EXERCISE AIM ▸ Show the lines below that contain the string "Madaket".

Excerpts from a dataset
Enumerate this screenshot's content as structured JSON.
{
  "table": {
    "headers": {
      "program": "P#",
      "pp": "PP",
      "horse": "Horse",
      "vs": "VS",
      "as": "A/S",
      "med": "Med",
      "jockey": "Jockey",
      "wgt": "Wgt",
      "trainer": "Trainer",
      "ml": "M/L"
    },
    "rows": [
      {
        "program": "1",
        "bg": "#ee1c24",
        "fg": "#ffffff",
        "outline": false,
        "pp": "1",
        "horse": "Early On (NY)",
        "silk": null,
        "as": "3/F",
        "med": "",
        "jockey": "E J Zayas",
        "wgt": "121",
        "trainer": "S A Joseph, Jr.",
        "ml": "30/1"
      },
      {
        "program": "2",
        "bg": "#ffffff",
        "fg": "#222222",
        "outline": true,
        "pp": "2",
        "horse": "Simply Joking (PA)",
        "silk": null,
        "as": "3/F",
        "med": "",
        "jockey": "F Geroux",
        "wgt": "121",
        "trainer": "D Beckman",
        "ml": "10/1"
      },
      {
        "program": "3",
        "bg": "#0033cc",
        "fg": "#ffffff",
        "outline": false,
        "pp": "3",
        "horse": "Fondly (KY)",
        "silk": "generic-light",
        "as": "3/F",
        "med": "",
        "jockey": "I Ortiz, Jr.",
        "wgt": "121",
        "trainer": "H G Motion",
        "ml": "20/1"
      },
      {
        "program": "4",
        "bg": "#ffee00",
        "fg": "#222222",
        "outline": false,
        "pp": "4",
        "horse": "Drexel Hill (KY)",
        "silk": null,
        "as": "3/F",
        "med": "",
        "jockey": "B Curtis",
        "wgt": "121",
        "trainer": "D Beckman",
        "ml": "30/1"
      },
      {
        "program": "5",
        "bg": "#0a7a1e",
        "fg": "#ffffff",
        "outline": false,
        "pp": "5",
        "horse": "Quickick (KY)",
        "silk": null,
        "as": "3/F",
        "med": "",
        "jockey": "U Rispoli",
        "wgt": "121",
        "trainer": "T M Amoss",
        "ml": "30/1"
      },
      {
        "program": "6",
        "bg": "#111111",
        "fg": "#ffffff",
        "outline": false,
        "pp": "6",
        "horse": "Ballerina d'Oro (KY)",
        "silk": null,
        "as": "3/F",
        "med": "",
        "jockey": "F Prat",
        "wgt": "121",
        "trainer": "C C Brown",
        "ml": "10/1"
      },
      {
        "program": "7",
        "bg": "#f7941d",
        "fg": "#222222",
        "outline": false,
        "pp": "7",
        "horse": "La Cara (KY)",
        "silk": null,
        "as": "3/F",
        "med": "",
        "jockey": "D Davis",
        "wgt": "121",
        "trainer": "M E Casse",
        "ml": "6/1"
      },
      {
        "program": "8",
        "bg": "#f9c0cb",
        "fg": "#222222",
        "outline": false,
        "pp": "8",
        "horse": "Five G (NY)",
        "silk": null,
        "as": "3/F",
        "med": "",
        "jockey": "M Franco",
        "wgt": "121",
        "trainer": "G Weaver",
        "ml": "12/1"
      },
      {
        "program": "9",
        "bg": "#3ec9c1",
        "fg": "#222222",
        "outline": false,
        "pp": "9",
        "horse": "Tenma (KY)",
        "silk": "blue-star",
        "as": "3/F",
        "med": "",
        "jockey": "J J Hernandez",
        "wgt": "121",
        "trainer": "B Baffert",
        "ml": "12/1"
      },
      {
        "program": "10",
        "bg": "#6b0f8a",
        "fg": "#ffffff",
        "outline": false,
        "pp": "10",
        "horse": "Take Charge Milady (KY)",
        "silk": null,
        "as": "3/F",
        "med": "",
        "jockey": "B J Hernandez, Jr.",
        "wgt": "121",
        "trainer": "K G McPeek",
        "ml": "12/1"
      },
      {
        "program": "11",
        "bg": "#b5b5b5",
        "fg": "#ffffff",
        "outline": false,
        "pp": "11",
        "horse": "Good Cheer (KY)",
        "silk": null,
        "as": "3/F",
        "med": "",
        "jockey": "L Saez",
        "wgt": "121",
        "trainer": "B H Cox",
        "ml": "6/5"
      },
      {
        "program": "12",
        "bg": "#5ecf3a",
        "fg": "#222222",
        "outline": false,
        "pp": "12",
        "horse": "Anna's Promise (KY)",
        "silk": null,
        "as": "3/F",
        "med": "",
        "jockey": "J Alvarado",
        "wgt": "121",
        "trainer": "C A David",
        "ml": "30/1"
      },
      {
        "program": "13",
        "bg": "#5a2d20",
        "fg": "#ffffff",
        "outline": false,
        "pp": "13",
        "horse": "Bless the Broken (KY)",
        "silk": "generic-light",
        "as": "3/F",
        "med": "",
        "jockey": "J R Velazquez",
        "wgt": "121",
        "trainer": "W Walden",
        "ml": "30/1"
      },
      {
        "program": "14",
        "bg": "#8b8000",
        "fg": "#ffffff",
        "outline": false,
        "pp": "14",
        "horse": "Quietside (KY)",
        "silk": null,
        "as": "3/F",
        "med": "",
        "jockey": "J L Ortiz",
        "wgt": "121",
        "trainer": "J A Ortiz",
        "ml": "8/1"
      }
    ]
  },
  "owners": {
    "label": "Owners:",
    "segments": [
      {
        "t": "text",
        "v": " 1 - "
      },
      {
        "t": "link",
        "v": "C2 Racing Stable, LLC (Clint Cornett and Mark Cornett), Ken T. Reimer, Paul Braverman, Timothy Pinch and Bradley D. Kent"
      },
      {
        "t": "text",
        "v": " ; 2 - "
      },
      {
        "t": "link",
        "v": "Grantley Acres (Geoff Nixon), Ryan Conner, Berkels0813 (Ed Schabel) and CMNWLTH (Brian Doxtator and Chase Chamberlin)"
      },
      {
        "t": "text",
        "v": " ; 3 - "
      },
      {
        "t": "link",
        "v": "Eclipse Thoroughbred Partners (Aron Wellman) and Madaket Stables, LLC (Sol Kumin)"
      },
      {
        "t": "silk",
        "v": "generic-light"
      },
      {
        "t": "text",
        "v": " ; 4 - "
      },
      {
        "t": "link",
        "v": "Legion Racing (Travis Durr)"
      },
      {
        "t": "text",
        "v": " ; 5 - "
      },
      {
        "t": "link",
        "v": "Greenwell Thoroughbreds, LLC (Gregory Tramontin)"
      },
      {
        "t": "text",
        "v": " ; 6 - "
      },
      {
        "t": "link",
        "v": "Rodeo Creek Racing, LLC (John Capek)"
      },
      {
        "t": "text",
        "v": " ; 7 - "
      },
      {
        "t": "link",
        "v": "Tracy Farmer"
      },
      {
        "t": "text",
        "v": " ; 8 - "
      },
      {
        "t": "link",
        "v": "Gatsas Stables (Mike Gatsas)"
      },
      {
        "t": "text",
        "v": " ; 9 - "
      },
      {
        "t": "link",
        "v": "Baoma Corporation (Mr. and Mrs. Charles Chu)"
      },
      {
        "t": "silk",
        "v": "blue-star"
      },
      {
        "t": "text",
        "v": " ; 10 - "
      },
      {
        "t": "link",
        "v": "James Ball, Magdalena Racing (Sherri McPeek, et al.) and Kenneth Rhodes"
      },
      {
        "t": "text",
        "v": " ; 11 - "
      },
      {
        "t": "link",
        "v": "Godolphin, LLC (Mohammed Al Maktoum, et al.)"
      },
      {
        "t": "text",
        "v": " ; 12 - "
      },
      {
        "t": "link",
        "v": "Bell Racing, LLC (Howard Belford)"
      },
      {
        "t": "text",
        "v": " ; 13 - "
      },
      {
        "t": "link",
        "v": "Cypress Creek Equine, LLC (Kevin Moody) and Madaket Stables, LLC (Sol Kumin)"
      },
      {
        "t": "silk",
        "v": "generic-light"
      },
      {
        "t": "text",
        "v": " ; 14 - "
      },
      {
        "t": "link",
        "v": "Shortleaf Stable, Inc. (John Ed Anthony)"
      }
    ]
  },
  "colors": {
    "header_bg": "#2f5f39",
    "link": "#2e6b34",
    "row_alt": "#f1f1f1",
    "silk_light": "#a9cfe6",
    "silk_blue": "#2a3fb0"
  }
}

YOUR SOLUTION ▸
        "v": "Eclipse Thoroughbred Partners (Aron Wellman) and Madaket Stables, LLC (Sol Kumin)"
        "v": "Cypress Creek Equine, LLC (Kevin Moody) and Madaket Stables, LLC (Sol Kumin)"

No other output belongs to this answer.